Exactly as written, output each record given below.

======== DATA SUPPLIED

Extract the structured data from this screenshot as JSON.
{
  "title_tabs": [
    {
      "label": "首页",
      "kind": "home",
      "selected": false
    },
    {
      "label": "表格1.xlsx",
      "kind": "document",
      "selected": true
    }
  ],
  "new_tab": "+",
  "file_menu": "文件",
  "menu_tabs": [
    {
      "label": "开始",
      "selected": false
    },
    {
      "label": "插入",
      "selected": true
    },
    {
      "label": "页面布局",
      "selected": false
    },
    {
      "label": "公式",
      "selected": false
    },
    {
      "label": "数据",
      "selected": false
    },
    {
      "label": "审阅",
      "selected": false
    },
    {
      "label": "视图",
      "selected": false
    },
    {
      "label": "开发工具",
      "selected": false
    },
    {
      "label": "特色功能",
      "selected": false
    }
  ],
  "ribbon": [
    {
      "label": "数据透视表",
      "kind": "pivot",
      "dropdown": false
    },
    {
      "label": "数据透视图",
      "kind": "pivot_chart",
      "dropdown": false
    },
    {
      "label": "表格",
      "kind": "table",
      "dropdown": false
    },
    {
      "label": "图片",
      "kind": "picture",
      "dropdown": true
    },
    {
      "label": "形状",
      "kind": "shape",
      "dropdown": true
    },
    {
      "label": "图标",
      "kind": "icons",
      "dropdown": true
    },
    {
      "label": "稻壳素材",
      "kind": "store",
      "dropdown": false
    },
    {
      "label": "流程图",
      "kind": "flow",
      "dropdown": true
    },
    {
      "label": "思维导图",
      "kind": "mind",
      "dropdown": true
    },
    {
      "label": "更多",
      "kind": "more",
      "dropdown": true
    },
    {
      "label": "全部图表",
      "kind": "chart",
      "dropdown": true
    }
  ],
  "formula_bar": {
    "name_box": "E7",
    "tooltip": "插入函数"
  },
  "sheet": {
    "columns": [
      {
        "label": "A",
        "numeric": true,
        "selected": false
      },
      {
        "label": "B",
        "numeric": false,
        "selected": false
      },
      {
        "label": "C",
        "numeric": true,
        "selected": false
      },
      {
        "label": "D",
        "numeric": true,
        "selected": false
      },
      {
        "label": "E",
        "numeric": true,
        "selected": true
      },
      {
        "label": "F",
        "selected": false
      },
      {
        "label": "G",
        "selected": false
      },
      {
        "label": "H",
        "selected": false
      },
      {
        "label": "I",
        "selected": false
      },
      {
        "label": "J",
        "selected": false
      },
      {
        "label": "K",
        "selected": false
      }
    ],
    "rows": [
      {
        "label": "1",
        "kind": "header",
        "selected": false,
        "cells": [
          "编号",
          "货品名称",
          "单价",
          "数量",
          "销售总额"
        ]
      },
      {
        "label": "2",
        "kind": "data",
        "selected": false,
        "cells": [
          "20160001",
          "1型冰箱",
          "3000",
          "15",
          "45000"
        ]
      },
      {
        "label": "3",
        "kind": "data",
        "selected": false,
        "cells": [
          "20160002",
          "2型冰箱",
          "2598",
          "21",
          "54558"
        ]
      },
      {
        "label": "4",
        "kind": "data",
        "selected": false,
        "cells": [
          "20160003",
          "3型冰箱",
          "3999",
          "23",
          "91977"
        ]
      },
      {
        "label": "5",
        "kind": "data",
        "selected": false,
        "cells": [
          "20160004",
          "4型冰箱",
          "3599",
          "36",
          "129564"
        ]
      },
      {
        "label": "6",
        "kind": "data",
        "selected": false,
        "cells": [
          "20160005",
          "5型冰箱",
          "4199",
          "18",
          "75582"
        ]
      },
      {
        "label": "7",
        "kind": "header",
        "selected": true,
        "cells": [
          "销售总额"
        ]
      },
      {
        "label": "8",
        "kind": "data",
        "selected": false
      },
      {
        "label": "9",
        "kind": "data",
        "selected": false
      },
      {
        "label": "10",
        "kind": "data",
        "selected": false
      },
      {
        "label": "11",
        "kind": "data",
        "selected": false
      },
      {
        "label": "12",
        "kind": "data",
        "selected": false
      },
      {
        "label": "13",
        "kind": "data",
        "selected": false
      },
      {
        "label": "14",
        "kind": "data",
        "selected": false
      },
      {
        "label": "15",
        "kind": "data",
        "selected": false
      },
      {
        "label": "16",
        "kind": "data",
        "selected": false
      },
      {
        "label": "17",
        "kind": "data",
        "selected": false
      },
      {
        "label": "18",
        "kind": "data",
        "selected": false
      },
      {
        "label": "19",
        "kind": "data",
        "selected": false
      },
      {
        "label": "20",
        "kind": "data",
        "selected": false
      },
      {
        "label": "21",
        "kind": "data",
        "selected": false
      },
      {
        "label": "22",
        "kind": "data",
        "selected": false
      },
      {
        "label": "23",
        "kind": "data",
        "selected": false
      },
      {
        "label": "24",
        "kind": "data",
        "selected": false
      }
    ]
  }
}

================

**EXPECTED ANSWER:**
Extract the structured data from this screenshot as JSON.
{
  "title_tabs": [
    {
      "label": "首页",
      "kind": "home",
      "selected": false
    },
    {
      "label": "表格1.xlsx",
      "kind": "document",
      "selected": true
    }
  ],
  "new_tab": "+",
  "file_menu": "文件",
  "menu_tabs": [
    {
      "label": "开始",
      "selected": false
    },
    {
      "label": "插入",
      "selected": true
    },
    {
      "label": "页面布局",
      "selected": false
    },
    {
      "label": "公式",
      "selected": false
    },
    {
      "label": "数据",
      "selected": false
    },
    {
      "label": "审阅",
      "selected": false
    },
    {
      "label": "视图",
      "selected": false
    },
    {
      "label": "开发工具",
      "selected": false
    },
    {
      "label": "特色功能",
      "selected": false
    }
  ],
  "ribbon": [
    {
      "label": "数据透视表",
      "kind": "pivot",
      "dropdown": false
    },
    {
      "label": "数据透视图",
      "kind": "pivot_chart",
      "dropdown": false
    },
    {
      "label": "表格",
      "kind": "table",
      "dropdown": false
    },
    {
      "label": "图片",
      "kind": "picture",
      "dropdown": true
    },
    {
      "label": "形状",
      "kind": "shape",
      "dropdown": true
    },
    {
      "label": "图标",
      "kind": "icons",
      "dropdown": true
    },
    {
      "label": "稻壳素材",
      "kind": "store",
      "dropdown": false
    },
    {
      "label": "流程图",
      "kind": "flow",
      "dropdown": true
    },
    {
      "label": "思维导图",
      "kind": "mind",
      "dropdown": true
    },
    {
      "label": "更多",
      "kind": "more",
      "dropdown": true
    },
    {
      "label": "全部图表",
      "kind": "chart",
      "dropdown": true
    }
  ],
  "formula_bar": {
    "name_box": "E7",
    "tooltip": "插入函数"
  },
  "sheet": {
    "columns": [
      {
        "label": "A",
        "numeric": true,
        "selected": false
      },
      {
        "label": "B",
        "numeric": false,
        "selected": false
      },
      {
        "label": "C",
        "numeric": true,
        "selected": false
      },
      {
        "label": "D",
        "numeric": true,
        "selected": false
      },
      {
        "label": "E",
        "numeric": true,
        "selected": true
      },
      {
        "label": "F",
        "selected": false
      },
      {
        "label": "G",
        "selected": false
      },
      {
        "label": "H",
        "selected": false
      },
      {
        "label": "I",
        "selected": false
      },
      {
        "label": "J",
        "selected": false
      },
      {
        "label": "K",
        "selected": false
      }
    ],
    "rows": [
      {
        "label": "1",
        "kind": "header",
        "selected": false,
        "cells": [
          "编号",
          "货品名称",
          "单价",
          "数量",
          "销售总额"
        ]
      },
      {
        "label": "2",
        "kind": "data",
        "selected": false,
        "cells": [
          "20160001",
          "1型冰箱",
          "3000",
          "15",
          "45000"
        ]
      },
      {
        "label": "3",
        "kind": "data",
        "selected": false,
        "cells": [
          "20160002",
          "2型冰箱",
          "2598",
          "21",
          "54558"
        ]
      },
      {
        "label": "4",
        "kind": "data",
        "selected": false,
        "cells": [
          "20160003",
          "3型冰箱",
          "3999",
          "23",
          "91977"
        ]
      },
      {
        "label": "5",
        "kind": "data",
        "selected": false,
        "cells": [
          "20160004",
          "4型冰箱",
          "3599",
          "36",
          "129564"
        ]
      },
      {
        "label": "6",
        "kind": "data",
        "selected": false,
        "cells": [
          "20160005",
          "5型冰箱",
          "4199",
          "18",
          "75582"
        ]
      },
      {
        "label": "7",
        "kind": "header",
        "selected": true,
        "cells": [
          "销售总额"
        ]
      },
      {
        "label": "8",
        "kind": "data",
        "selected": false
      },
      {
        "label": "9",
        "kind": "data",
        "selected": false
      },
      {
        "label": "10",
        "kind": "data",
        "selected": false
      },
      {
        "label": "11",
        "kind": "data",
        "selected": false
      },
      {
        "label": "12",
        "kind": "data",
        "selected": false
      },
      {
        "label": "13",
        "kind": "data",
        "selected": false
      },
      {
        "label": "14",
        "kind": "data",
        "selected": false
      },
      {
        "label": "15",
        "kind": "data",
        "selected": false
      },
      {
        "label": "16",
        "kind": "data",
        "selected": false
      },
      {
        "label": "17",
        "kind": "data",
        "selected": false
      },
      {
        "label": "18",
        "kind": "data",
        "selected": false
      },
      {
        "label": "19",
        "kind": "data",
        "selected": false
      },
      {
        "label": "20",
        "kind": "data",
        "selected": false
      },
      {
        "label": "21",
        "kind": "data",
        "selected": false
      },
      {
        "label": "22",
        "kind": "data",
        "selected": false
      },
      {
        "label": "23",
        "kind": "data",
        "selected": false
      },
      {
        "label": "24",
        "kind": "data",
        "selected": false
      }
    ]
  }
}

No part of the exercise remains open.